Friday, December 22, 2023

2024 Major MLB Rules Changes - A CCS Review

Major League Baseball announced several rules changes approved by MLB's Competition Committee for the 2024 season, including reductions in the pitch clock timer and mound visit limit, new pitcher minimums, and an expansion of the runner's lane to a wider space.

Pitch Clock
Although the 15-second bases-empty pitch clock and 30-second between-batters pitch clock will remain the same in 2024, MLB will reduce the runners-on-base limit by two seconds, from 2023's mark of 20-seconds to 18 seconds in 2024. Furthermore, the pitch timer following foul balls or other dead ball situations will now begin upon the pitcher receiving the new baseball as opposed to 2023's start of the pitcher entering the dirt circle or mound area.

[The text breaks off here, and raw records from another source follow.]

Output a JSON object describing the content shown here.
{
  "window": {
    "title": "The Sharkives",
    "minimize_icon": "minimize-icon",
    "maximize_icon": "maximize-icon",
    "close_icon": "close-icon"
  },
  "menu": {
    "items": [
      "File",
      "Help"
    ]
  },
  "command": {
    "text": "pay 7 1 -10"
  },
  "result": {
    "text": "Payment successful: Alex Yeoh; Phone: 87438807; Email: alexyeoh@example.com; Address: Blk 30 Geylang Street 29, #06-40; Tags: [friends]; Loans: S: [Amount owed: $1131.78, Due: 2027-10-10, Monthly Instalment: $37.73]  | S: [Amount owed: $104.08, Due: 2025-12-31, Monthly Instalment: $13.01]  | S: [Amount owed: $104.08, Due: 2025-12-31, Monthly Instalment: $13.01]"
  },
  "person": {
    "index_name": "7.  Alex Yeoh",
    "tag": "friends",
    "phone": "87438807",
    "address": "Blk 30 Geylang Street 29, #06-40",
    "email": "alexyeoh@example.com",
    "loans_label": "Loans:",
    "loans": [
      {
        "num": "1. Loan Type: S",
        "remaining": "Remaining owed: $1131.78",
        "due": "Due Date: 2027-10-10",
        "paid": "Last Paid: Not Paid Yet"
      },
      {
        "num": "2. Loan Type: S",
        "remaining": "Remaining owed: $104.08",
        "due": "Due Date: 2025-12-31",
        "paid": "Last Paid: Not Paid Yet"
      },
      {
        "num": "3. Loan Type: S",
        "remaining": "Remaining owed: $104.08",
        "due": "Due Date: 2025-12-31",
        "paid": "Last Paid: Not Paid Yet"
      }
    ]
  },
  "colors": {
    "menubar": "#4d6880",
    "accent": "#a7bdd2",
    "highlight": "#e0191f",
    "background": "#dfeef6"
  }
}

Mound Visit Limit
In 2023, teams were permitted five mound visits per game before being compelled to remove a pitcher for any subsequent visit exceeding this allotment. Umpires had discretion late in games to allow a mound visit without requiring the pitcher's removal. In 2024, teams will be allowed four mound visits until the 9th inning, when umpires may afford teams an additional visit without the must-remove-pitcher penalty.

Pitcher Minimum
In addition to the existing three-batter minimum rule for pitchers, 2024 will now require any pitcher who warms up on the field prior to an inning to face at least one batter (three for any pitcher newly into the game). This will prevent managers from executing pitching changes after warmups but before the first batter of the new inning.

Runner's Lane
Due to a flurry of runner's interference incidents, MLB will expand the runner's lane in 2024 to include the entirety of the dirt path between home plate and first base in fair territory, in addition to the existing three-foot wide lane in foul territory during the latter half of the distance to first base. This expansion effectively means runners may run to first base without penalty in fair territory, provided that both feet remain on or touching the dirt. A runner will be deemed legal if half of their foot is on the dirt and half on the infield grass in fair territory.

Video as follows: